... Sure, I can approximate if I assume that I have a large enough number of draws, but then the bound is not exact anymore; it's an approximation. In my problem, approximating E[S] on the right-hand side wouldn't make sense since in the end that's exactly what I'm trying to estimate, and my interest in the upper bound is to find how many draws I need to take from X so that if I average them, I get close to E[S] by no more than $t$ with probability at least $\delta$ (for some given $t$ and $\delta$. ... –  Bruno Jan 7 '11 at 18:16

Are you looking for the Chebyshev's inequality? Obviously you need to know the variance of the distribution to apply it.

Chebyshev inequality,

P(|X−μ|≥kσ)≤ 1/$k^2$

where μ = E(X) and σ = Standard Deviation

.

share|improve this answer

Assuming I understand the question correctly, there is no such bound other than 1.

If S is well concentrated (say, a non zero constant), kS-E(S) can be made as large as you want by increasing E(S).

share|improve this answer
    
The OP assumes that $X \in [a,b]$. –  Shai Covo Feb 2 '11 at 0:51

Your Answer

 
discard

By posting your answer, you agree to the privacy policy and terms of service.

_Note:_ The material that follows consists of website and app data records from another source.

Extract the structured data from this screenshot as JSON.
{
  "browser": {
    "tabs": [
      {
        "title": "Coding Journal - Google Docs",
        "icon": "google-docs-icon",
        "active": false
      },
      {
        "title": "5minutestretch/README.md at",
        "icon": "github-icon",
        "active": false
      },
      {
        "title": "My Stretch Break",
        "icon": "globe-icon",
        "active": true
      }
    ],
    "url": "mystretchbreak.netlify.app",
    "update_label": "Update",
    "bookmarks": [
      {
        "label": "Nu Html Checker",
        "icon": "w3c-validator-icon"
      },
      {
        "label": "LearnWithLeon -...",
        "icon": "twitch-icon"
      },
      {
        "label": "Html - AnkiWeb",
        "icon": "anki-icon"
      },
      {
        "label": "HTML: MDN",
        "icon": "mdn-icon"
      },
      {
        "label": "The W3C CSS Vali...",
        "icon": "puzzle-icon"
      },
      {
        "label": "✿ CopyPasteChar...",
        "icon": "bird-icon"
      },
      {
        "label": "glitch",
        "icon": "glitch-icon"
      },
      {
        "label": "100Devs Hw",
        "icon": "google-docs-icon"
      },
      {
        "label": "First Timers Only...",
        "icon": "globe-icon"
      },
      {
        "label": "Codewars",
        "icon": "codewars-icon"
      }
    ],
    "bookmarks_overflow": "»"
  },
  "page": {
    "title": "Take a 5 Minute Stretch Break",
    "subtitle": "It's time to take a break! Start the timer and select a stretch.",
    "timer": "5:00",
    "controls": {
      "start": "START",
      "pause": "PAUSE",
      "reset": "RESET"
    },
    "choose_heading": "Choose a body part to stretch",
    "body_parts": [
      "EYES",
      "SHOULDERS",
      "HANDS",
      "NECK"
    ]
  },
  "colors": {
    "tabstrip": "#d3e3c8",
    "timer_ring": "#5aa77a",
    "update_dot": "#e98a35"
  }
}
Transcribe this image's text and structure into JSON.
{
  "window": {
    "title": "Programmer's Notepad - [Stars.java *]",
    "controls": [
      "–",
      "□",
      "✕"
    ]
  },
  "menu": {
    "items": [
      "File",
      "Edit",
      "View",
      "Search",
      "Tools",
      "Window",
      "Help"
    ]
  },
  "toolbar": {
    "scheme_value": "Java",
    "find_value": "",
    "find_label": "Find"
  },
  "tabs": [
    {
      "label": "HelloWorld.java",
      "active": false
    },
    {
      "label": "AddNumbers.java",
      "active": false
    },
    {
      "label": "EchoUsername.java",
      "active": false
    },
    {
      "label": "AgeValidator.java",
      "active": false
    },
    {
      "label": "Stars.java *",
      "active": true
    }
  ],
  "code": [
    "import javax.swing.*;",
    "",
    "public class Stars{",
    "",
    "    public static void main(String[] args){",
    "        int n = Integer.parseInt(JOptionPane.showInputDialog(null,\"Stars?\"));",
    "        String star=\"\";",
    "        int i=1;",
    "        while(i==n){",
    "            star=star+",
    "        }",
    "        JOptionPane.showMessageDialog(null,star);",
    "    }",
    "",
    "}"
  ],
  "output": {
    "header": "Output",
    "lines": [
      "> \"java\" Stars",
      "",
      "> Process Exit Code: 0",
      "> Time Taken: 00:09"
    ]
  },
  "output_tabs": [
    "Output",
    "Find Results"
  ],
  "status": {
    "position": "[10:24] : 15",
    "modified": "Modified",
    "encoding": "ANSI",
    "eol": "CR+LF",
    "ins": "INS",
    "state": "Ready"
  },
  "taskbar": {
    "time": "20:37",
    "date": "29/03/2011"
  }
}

Not the answer you're looking for? Browse other questions tagged or ask your own question.